> Problem details
Write out every line below that includes the word "value".

[Website and app data records]
######
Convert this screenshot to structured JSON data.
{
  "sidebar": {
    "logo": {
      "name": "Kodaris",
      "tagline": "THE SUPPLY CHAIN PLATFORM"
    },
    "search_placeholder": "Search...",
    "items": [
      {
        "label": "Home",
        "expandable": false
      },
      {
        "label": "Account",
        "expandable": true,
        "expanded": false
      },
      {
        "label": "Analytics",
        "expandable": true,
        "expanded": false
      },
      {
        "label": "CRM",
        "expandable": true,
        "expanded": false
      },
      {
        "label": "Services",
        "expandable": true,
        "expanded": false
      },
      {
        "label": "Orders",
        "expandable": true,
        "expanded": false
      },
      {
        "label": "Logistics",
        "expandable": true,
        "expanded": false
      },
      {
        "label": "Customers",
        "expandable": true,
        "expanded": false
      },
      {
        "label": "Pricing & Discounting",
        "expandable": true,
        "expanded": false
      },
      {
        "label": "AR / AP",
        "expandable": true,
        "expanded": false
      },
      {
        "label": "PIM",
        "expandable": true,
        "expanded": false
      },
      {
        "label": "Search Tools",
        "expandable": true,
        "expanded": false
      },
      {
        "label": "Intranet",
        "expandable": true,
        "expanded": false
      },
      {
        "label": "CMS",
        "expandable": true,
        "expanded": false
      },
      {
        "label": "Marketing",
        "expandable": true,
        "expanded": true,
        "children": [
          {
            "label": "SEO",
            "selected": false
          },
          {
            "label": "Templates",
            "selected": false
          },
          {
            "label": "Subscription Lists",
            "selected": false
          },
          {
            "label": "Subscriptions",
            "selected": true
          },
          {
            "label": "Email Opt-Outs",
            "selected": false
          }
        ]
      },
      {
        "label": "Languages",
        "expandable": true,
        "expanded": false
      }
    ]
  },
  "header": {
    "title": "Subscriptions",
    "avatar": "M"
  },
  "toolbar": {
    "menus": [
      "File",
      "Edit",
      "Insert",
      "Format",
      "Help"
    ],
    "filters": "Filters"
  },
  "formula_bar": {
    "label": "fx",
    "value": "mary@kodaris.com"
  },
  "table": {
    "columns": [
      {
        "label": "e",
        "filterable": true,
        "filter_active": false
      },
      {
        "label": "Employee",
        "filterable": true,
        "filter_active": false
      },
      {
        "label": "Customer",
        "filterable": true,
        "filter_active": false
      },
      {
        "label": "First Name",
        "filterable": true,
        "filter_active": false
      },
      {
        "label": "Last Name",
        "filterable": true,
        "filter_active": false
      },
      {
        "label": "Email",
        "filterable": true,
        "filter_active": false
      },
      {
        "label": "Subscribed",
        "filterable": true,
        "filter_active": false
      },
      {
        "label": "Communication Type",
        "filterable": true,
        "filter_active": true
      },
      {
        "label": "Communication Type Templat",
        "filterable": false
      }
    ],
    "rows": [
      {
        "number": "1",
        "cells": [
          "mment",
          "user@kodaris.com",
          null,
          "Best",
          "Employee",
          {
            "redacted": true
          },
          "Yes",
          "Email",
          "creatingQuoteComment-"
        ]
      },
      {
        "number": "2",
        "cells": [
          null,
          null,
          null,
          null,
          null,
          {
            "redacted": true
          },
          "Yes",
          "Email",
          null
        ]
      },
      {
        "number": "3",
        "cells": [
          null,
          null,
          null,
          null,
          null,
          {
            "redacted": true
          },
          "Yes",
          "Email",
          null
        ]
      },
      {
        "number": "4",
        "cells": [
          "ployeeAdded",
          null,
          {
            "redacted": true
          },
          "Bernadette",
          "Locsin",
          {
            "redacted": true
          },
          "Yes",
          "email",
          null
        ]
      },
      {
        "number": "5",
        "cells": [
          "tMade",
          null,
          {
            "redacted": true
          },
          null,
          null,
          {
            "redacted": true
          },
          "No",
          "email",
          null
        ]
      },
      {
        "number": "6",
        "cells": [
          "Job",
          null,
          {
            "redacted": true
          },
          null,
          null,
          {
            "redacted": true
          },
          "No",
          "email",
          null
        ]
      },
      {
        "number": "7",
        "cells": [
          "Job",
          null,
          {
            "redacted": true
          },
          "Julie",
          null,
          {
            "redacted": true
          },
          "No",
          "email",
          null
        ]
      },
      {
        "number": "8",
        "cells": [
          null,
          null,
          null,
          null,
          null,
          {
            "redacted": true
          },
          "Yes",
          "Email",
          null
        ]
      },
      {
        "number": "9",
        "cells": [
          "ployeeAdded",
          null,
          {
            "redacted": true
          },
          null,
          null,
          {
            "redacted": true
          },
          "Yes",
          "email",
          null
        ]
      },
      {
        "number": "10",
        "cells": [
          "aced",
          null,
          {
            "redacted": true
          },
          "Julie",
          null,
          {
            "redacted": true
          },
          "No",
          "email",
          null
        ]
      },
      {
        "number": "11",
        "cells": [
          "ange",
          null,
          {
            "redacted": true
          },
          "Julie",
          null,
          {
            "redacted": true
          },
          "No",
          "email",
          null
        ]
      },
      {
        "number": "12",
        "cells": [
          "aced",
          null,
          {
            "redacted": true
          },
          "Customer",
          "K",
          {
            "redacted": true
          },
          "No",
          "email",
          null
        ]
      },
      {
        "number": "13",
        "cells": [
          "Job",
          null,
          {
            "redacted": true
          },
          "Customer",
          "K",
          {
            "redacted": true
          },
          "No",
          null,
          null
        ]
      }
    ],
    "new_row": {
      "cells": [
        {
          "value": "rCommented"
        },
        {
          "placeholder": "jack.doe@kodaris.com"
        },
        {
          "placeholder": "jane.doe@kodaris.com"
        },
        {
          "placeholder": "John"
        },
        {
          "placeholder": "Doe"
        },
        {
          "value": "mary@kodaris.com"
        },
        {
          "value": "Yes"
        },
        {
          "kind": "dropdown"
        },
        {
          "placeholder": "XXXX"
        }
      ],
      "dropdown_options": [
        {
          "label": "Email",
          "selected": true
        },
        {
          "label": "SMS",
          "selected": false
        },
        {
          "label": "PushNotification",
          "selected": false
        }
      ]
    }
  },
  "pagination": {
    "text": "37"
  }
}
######
> Output of the task
    "value": "mary@kodaris.com"
          "value": "rCommented"
          "value": "mary@kodaris.com"
          "value": "Yes"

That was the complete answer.